Website and app data records =
══════

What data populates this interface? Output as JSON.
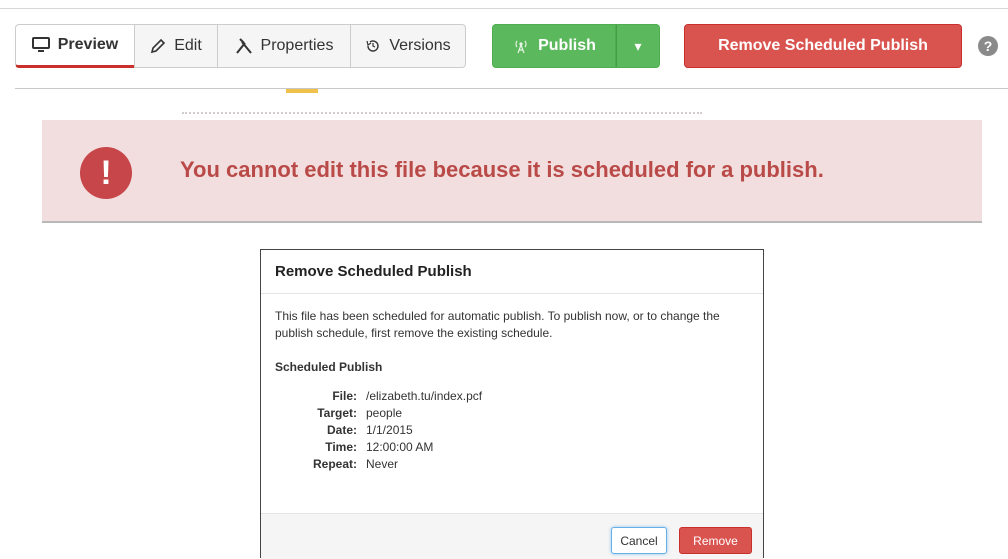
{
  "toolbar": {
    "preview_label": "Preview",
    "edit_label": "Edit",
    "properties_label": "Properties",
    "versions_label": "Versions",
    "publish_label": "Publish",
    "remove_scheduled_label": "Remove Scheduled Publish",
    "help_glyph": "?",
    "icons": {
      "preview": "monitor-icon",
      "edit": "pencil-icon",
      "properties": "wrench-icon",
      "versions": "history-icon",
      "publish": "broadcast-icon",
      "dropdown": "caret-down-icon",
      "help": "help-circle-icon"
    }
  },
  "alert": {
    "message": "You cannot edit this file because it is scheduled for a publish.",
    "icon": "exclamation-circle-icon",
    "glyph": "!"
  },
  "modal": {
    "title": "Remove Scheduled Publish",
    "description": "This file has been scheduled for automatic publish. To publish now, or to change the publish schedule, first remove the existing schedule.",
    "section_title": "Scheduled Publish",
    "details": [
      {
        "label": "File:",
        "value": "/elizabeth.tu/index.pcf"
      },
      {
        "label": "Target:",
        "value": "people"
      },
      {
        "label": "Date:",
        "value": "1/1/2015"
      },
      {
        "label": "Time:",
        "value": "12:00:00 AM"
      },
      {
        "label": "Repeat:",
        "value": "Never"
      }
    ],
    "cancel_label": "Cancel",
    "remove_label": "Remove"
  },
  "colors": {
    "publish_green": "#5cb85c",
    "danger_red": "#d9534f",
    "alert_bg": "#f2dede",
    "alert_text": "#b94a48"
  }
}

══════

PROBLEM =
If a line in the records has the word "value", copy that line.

SOLUTION =
        "value": "/elizabeth.tu/index.pcf"
        "value": "people"
        "value": "1/1/2015"
        "value": "12:00:00 AM"
        "value": "Never"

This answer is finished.